I find that the technology can enable many collaborative networks in learning processes. However, these need to be tailored to the intent of the specific educational goals or practices that must be clearly established. Also the network should have both an individual and collective function. According to Wegner each community “is engaged in the production of its own practice—in relation to the whole system, of course, but also through its own local negotiation of meaning”.(p.4) In this sense, participants of an online course should be able to find a network as well as a clear purpose in it in order to maintain it. According to Capdeferro “frustration is a common phenomenon among students involved in online collaborative learning experience” and the main source of frustration is “the imbalance in the level of commitment, responsibility, and effort”.(2012, p44) It is of course, difficult to avoid this situation since in there might be some students that might find more motivation than others in a particular subject. But if each person was given a specific role and responsibility within a specific common purpose these experiences could be minimised. That is why, I personally find that gamification in online learning processes can make a network to be really connected since both individuals and collective goals can be easily established. Especially, if some value is established that emphasises the importance of the connectivism in the network.In this case is to find the worth in the network. As Dron and Anderson connectivism “shares many of the attributes of constructivism, notably in its valorization of diversity and a philosophical basis that knowledge is constructed in a social context”. (2014, p.59). Therefore, give a context and a worth to the network can maybe motivate and accelerate online learning processes.
Capdeferro, N. & Romero, M. (2012). Are online learners frustrated with collaborative learning experiences?.
Dron, J. & Anderson, T. (2014). Teaching crowds: Learning and social media. Athabasca University Press.

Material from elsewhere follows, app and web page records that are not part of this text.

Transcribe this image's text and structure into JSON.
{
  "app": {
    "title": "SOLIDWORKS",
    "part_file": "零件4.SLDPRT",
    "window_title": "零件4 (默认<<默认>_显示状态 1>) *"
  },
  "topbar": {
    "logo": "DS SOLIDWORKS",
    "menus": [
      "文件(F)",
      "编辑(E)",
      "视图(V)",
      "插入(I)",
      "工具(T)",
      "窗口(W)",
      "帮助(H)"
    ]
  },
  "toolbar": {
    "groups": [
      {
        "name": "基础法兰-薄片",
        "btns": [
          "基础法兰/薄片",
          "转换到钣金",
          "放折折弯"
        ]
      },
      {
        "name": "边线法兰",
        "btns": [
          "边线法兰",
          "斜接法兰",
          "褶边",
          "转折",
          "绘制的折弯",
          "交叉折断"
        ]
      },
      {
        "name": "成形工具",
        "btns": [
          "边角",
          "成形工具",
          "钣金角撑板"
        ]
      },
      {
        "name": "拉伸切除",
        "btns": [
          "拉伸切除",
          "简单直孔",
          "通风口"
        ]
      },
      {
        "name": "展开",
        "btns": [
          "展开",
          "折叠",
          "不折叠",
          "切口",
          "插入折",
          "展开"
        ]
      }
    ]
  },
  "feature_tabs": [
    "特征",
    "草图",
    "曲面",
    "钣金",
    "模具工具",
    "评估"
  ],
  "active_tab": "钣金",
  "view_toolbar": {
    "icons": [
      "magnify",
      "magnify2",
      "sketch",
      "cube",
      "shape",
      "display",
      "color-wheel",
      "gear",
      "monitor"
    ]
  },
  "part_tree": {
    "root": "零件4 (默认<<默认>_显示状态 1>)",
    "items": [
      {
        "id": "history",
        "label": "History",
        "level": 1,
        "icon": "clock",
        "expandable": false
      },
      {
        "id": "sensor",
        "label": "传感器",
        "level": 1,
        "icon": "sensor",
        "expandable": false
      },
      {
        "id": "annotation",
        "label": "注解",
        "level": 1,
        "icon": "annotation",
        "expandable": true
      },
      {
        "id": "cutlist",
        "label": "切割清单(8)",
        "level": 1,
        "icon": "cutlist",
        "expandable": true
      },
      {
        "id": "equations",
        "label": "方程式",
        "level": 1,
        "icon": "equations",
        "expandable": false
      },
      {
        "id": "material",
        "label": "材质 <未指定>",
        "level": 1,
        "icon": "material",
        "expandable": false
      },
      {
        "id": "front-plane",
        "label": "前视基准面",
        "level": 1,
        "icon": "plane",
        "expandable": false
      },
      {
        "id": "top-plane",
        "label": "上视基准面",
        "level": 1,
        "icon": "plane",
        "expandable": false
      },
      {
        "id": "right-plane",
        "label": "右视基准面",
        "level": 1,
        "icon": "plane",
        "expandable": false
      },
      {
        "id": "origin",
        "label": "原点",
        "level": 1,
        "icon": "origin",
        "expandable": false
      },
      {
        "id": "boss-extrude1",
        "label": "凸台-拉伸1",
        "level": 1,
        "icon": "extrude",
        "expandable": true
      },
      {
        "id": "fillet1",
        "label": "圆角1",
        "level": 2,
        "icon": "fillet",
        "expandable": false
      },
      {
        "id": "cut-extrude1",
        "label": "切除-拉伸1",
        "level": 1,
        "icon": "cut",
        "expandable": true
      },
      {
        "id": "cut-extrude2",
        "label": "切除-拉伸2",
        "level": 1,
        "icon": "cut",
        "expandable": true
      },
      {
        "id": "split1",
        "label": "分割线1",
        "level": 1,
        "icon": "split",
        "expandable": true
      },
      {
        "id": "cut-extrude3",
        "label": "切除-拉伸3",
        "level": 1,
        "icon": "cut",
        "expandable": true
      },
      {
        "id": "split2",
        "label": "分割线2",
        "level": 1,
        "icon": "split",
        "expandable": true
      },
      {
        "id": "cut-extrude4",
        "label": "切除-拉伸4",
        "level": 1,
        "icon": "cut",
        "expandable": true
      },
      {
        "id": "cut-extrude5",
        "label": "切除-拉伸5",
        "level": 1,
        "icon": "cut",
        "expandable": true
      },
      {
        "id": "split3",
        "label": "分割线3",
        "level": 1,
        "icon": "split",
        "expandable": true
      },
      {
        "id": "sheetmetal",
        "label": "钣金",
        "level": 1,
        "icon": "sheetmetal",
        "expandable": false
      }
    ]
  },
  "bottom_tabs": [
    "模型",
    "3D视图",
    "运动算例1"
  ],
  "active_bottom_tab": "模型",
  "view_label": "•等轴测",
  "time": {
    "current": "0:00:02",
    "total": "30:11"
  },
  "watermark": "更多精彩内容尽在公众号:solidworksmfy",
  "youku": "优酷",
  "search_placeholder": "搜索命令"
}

Wenger, E. (2010). Communities of practice and social learning systems: the career of a concept. In Social learning systems and communities of practice (pp. 179-198). Springer London